The publisher did not disclose a cause of death. By Associated Press, LOS ANGELES Jack Ryan is the sort of American hero thats been a screen staple since the silent era. Harrison Ford, Alec Baldwin and Ben Affleck have all played the fictional CIA analyst, and Chris Pine joins the list when Jack Ryan: Shadow One opens on Christmas Day. The character was Tom Clancys version of an American James Bond, said Gregg Kilday, film editor for The Hollywood Reporter. The weeks best news photos Heres a quick way to catch up on the weeks news, through some of our favorite photos. Clancy, who died Tuesday at age 66, wrote these very solid, meat-and-potatoes thrillers, Kilday said. They offered up a lot of material that directors and actors could work with in fashioning straightforward, semi-patriotic espionage and action-adventure movies. Each adaptation was a hit: The Hunt for Red October, Patriot Games, Clear and Present Danger and The Sum of All Fears. But despite the success, the authors relationship with Hollywood was often contentious. While he enjoyed the exposure, he regretted the lack of creative control. Giving your book to Hollywood is like turning your daughter over to a pimp, he famously said. He took potshots at a number of films, Kilday noted. He didnt like that movies like Clear and Present Danger and Patriot Games didnt simply reproduce the plots of his novels, which were too complex to fit into a two-hour screenplay.

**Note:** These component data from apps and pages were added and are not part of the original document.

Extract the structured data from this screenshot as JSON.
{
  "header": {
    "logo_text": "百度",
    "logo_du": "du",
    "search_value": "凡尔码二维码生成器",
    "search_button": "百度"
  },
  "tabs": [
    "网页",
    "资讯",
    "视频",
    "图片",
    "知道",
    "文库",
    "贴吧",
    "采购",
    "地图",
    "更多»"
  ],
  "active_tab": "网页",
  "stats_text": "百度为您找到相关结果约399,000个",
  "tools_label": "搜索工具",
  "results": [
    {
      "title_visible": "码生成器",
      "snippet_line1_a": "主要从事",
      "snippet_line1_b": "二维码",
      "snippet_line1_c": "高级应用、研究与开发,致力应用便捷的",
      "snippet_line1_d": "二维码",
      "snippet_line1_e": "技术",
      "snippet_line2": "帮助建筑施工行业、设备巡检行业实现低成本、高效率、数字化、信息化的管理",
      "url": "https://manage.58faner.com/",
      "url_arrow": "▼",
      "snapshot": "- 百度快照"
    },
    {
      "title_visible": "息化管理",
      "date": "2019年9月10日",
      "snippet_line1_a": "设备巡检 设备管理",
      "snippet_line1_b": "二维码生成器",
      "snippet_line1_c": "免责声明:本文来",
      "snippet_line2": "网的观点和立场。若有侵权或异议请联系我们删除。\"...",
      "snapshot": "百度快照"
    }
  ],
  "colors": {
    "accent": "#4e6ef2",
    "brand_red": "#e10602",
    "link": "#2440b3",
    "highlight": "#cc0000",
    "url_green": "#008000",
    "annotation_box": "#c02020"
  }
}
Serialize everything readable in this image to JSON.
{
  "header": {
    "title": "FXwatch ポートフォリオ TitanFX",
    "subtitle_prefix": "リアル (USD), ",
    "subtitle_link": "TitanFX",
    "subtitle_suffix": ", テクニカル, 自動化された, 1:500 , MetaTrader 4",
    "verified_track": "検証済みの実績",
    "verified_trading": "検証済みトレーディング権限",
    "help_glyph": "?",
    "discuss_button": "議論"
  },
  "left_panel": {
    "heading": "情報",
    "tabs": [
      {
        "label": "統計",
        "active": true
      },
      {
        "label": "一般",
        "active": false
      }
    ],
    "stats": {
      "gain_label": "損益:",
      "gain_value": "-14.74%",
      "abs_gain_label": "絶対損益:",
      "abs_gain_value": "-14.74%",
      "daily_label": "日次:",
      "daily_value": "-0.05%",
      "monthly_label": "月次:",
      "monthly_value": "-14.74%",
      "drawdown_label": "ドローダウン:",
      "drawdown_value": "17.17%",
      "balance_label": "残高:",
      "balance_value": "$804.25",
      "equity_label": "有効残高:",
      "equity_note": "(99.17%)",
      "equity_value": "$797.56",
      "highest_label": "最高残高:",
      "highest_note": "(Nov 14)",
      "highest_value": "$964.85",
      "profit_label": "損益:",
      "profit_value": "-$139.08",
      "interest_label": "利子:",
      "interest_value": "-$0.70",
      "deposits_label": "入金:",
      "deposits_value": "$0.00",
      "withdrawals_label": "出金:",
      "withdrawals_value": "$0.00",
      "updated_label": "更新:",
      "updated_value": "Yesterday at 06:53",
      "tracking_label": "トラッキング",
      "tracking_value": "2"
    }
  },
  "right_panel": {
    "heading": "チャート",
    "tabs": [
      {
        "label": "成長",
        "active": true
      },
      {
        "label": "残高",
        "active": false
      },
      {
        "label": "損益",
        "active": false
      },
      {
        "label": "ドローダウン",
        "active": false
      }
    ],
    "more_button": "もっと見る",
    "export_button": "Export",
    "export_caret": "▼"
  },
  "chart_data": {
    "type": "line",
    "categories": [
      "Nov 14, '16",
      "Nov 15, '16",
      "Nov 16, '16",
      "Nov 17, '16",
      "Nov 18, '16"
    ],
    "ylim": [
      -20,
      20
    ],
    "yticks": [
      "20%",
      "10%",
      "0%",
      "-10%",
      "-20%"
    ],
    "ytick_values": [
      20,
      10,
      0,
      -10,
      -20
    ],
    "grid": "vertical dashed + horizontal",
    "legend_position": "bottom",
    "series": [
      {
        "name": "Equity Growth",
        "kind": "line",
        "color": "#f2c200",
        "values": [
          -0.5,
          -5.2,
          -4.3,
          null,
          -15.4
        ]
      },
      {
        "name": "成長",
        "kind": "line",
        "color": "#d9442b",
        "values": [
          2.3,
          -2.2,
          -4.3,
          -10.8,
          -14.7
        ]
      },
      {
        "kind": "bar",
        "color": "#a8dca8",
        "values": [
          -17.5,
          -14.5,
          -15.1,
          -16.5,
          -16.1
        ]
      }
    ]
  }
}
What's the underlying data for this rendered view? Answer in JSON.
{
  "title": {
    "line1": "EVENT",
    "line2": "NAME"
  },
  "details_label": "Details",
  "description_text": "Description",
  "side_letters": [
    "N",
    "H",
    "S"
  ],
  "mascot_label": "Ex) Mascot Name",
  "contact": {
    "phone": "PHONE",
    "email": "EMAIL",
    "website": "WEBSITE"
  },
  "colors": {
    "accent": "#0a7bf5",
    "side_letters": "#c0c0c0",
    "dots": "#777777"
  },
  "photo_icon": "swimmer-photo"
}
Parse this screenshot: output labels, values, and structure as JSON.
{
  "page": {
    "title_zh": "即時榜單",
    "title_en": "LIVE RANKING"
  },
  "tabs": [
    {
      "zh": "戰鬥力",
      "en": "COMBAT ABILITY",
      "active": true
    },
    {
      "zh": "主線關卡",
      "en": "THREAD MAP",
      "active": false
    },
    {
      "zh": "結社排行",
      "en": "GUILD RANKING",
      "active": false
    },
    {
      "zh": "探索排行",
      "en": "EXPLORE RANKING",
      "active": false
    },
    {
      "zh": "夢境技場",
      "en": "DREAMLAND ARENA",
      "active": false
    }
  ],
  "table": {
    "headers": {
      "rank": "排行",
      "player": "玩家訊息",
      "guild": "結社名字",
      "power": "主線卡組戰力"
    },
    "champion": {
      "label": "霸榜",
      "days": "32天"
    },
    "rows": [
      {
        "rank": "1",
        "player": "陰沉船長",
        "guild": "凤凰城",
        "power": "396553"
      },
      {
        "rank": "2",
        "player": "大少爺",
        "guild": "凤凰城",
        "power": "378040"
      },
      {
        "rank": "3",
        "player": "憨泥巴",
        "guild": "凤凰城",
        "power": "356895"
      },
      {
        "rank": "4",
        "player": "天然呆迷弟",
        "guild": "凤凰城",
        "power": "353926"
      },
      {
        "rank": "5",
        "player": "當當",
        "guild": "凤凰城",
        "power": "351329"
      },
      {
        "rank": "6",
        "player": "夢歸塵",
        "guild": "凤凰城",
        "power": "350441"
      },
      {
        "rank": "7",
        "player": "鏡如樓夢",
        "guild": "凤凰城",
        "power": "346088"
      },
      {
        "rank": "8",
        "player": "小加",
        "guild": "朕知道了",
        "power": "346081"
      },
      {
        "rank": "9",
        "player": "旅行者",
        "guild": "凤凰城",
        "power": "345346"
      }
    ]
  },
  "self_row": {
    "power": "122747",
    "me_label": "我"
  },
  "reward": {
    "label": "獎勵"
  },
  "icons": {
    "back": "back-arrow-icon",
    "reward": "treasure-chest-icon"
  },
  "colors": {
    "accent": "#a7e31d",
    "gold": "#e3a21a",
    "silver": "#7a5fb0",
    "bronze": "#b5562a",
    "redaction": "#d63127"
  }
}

Hollywood Networking Breakfast Helps Bizzers Connect
Oct. 10 (9:01 9:31 PM, ET/PT) on the CBS Television Network. Photo: Copyright CBS, Richard Cartwright This photo released by CBS shows, from left, Robin Williams as… The Hollywood Reporter ‘s list of its 10 best stories of the week: FALL TV PREMIERE WEEK: WHO WON AND LOST (ANALYSIS) NBC and ABC are up, Fox and CBS down as viewers return to sample broadcast shows and give each network something to brag about. ‘DON JON’ SHRINKAGE: RELATIVITY SUFFER BOX OFFICE COLD STREAK The Joseph Gordon-Levitt dramedy looks like a loser for the studio, one of a string of losses that could leave it $800 million short of its $1 billion global box office goal. MEET WALTER BLANCO: ‘BREAKING BAD’ GETS SPANISH-LANGUAGE VERSION As Vince Gilligan ‘s creation ends with record U.S. ratings, Sony TV preps a Colombian version but no RV this time. TED TURNER ‘S BIRTHDAY SAVE-THE-DATES ARE SNOW GLOBES OF HIMSELF (AND HIS THREE LABS) Inside the snow-globe reminder of his 75th birthday fete on Nov. 23 at the Atlanta Intercontinental , the mini media mogul wears jeans, a denim shirt and a sheepskin jacket. HOW BUSINESS MANAGERS HANDLE MONEY FOR STARS WHO MAKE LESS THAN THEY A cable paycheck is all the rage, but taxes, commissions and fees reduce that to $200K per year, says Scott Feinstein , who manages Taylor Lautner , Mina Kulis and Aaron Paul so a client’s Lamborghini wishes wind up BMW instead. HOW HOLLYWOOD’S A-LIST DIVERSIFIES: PROPERTY FLIPPING, RESTAURANTS, FASHION AND NIGHTCLUBS From Vincent Gallo and Jeremy Renner ‘s adventures in real estate to Robert DeNiro ‘s restaurants, Woody Harrelson ‘s wheat-waste paper mill and Susan Sarandon ‘s table-tennis-themed nightclubs, THR’s rundown of the profits and perils of moonlighting. THE SKY-HIGH COST OF KEEPING STARS SAFE Celebrities pay six to seven figures to keep paparazzi, overzealous fans and the occasional stalker at bay. A FINANCIAL ADVISER’S MANAGEMENT ADVICE THROUGH A HOLLYWOOD CAREER ARC (GUEST COLUMN) Tesla or Prius? Depends on your status, writes a Beverly Hills money manager, who gives a blueprint of how everyone from agency assistants to movie moguls should spend and invest. HOW A BRAD PITT MANTRA, ‘GAME ON, —-ERS!’, FUELED HIS OSCAR CONTENDER ’12 YEARS A SLAVE’ The Plan B star-producer reveals the stomach-churning drama that had his team remaking “World War Z” while developing “Slave,” as negative whispers and doubt abounded.